So I will say, first, that this is a book that is not a guide for success or well being. This is a book that says life is still unfair, and challenging and hard. And we have to help young people navigate a world that still has pandemics and deep racism and division and in complexity and scarcity. So currency builders, it's a call for adults who are going to be helping young people. On the one side, it's a dual call, to build these currencies to build the competencies and the connections to build and save cash, or to make things less expensive, and to work towards these credentials. And on the other side, partnering with young people to make them more equitable and fair and just world whether it's through the products that you're developing and designing what happens in your household with your own kids or if you serve as an educator or coach or counselor, anything else.
And so what I lay out at the end of the book are five sort of principles of what currency builders should be. And there's specific things, you know, that you can look for. I definitely think whether you're developing a program or a device or anything, you can look at these as kind of pillars. And they're things like I'll give maybe to, to take out not only a whole child, but a whole life approach. Young people are growing up in this time, they will likely live a longer life, how do you not only think about their well being right now, but their well becoming what is happening and hold that tension and how you design or deploy things. Another one, though, is to be an advocate and an allies. So you know, let's say you're listening to this podcast, and you work for an edtech firm, and you really don't see what your role is, and helping a young person who's particularly harmed or held back in the education system, but you see the problem. Being able to serve outside of your professional capacity in some way, writing a letter or speaking up doing advocacy work, is also being a currency builder.
So those five pieces kind of live alongside the currency. So folks pick up the book, what they'll get is, hey, here's what's different about today's kids in the workforce, the future of work and learning. Here are these four currencies, young people, and frankly, us as adults really need to keep growing and accruing to get opportunity in America. And then if we're gonna partner well with the young people that we care about and our lives or who we're serving through whatever our context is, what are the sort of anchoring principles or characteristics that we really have to keep in mind?
Yeah, yeah, so important and such so insightful. I am afraid Our time is running out here, Stephanie. But we will definitely do this again, because there's so much more to explore here. And I am so grateful that you were willing to come on the podcast today. Thank you so much for being here.
Thanks, Amy. It was an absolute pleasure, and I hope we do get to do it again.
And thank you all for listening to upskilled.
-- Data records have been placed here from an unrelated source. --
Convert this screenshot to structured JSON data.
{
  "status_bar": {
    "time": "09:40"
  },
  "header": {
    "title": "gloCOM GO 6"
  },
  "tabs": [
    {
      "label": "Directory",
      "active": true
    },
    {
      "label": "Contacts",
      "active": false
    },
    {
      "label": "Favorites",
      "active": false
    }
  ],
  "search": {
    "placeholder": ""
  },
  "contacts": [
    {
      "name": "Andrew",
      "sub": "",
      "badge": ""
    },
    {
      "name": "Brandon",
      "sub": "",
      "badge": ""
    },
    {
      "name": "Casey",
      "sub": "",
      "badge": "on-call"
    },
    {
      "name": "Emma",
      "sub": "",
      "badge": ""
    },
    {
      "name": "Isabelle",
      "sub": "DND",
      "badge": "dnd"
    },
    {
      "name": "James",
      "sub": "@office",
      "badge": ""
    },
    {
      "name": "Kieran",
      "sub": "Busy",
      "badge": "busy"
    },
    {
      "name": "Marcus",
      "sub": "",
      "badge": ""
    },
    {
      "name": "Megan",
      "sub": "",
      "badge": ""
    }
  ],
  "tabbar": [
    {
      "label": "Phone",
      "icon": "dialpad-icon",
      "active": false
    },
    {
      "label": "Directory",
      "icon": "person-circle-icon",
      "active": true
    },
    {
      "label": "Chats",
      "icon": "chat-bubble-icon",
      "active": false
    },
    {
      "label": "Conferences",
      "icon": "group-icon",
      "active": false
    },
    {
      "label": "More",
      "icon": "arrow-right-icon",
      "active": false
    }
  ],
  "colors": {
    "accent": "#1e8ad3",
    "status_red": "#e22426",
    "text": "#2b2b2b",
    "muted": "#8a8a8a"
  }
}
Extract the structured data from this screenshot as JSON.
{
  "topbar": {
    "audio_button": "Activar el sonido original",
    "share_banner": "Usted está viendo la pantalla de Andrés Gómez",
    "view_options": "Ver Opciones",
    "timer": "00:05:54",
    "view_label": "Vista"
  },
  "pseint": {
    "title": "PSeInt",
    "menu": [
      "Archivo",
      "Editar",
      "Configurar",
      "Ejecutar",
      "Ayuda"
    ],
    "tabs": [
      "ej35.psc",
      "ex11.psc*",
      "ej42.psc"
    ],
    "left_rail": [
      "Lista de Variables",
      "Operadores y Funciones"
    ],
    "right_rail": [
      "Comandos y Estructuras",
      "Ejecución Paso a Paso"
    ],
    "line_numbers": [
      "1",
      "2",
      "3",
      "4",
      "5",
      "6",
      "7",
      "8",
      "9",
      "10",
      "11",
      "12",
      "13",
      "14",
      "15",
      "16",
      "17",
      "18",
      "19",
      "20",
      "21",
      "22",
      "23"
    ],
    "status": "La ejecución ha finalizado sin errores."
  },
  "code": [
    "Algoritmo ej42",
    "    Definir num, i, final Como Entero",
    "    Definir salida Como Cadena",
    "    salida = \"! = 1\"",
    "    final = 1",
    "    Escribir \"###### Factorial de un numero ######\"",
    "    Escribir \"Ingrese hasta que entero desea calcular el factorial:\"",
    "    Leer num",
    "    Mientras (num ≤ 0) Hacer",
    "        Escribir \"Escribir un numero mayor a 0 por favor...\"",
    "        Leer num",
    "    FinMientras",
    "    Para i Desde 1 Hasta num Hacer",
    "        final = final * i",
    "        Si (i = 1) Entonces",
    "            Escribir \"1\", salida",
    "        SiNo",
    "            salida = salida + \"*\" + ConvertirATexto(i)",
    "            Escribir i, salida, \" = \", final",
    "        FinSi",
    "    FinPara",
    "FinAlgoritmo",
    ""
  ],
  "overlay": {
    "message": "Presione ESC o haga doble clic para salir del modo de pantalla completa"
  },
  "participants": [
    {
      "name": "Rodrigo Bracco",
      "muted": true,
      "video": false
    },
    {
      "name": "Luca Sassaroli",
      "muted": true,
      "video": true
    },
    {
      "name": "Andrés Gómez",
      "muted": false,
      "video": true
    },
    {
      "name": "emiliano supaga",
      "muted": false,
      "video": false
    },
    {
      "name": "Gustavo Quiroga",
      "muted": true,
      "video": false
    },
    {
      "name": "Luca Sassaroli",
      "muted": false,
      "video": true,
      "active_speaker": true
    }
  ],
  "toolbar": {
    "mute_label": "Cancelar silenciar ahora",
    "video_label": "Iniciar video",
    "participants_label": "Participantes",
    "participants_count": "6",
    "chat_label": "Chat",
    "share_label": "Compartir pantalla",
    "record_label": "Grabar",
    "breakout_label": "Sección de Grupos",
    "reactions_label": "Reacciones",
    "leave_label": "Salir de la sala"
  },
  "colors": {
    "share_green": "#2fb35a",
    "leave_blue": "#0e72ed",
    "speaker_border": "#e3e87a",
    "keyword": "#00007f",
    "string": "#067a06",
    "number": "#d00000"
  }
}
This episode has been brought to you by Convergent Learning, specializing in education technology product consulting and market strategy. You can follow me on LinkedIn or on Twitter at Amy Baron one. That's @AmyBaron1. And we'll see you next time on Upskilled.
Transcribed by https://otter.ai